> [Your assignment]: Would you return all of this data exactly, leaving nothing out?

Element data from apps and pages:
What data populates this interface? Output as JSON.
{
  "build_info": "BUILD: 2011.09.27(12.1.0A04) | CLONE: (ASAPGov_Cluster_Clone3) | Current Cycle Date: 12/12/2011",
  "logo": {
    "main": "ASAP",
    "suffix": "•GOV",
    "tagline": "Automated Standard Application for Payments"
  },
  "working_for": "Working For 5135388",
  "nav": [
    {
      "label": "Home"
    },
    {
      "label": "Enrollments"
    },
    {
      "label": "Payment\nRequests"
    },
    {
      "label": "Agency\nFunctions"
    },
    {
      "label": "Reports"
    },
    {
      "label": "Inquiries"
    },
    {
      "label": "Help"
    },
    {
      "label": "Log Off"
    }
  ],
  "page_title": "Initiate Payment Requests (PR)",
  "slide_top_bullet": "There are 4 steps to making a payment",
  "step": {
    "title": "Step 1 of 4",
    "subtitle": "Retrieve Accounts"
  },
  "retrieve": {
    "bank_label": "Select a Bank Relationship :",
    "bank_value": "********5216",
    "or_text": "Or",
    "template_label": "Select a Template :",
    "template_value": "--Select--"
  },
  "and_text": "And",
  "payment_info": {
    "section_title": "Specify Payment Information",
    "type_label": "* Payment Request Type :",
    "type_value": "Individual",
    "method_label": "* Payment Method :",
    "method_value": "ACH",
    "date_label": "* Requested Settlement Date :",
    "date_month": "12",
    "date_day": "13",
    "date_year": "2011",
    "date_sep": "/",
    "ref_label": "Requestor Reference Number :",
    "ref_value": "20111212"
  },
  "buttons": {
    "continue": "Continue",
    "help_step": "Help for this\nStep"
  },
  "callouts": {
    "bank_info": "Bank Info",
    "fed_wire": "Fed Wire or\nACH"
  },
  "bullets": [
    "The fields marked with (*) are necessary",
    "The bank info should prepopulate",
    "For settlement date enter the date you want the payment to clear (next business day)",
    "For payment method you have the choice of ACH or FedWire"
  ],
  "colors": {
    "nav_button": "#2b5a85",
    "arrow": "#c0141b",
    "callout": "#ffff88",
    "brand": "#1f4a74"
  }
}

> [Response for this exercise]:
What data populates this interface? Output as JSON.
{
  "build_info": "BUILD: 2011.09.27(12.1.0A04) | CLONE: (ASAPGov_Cluster_Clone3) | Current Cycle Date: 12/12/2011",
  "logo": {
    "main": "ASAP",
    "suffix": "•GOV",
    "tagline": "Automated Standard Application for Payments"
  },
  "working_for": "Working For 5135388",
  "nav": [
    {
      "label": "Home"
    },
    {
      "label": "Enrollments"
    },
    {
      "label": "Payment\nRequests"
    },
    {
      "label": "Agency\nFunctions"
    },
    {
      "label": "Reports"
    },
    {
      "label": "Inquiries"
    },
    {
      "label": "Help"
    },
    {
      "label": "Log Off"
    }
  ],
  "page_title": "Initiate Payment Requests (PR)",
  "slide_top_bullet": "There are 4 steps to making a payment",
  "step": {
    "title": "Step 1 of 4",
    "subtitle": "Retrieve Accounts"
  },
  "retrieve": {
    "bank_label": "Select a Bank Relationship :",
    "bank_value": "********5216",
    "or_text": "Or",
    "template_label": "Select a Template :",
    "template_value": "--Select--"
  },
  "and_text": "And",
  "payment_info": {
    "section_title": "Specify Payment Information",
    "type_label": "* Payment Request Type :",
    "type_value": "Individual",
    "method_label": "* Payment Method :",
    "method_value": "ACH",
    "date_label": "* Requested Settlement Date :",
    "date_month": "12",
    "date_day": "13",
    "date_year": "2011",
    "date_sep": "/",
    "ref_label": "Requestor Reference Number :",
    "ref_value": "20111212"
  },
  "buttons": {
    "continue": "Continue",
    "help_step": "Help for this\nStep"
  },
  "callouts": {
    "bank_info": "Bank Info",
    "fed_wire": "Fed Wire or\nACH"
  },
  "bullets": [
    "The fields marked with (*) are necessary",
    "The bank info should prepopulate",
    "For settlement date enter the date you want the payment to clear (next business day)",
    "For payment method you have the choice of ACH or FedWire"
  ],
  "colors": {
    "nav_button": "#2b5a85",
    "arrow": "#c0141b",
    "callout": "#ffff88",
    "brand": "#1f4a74"
  }
}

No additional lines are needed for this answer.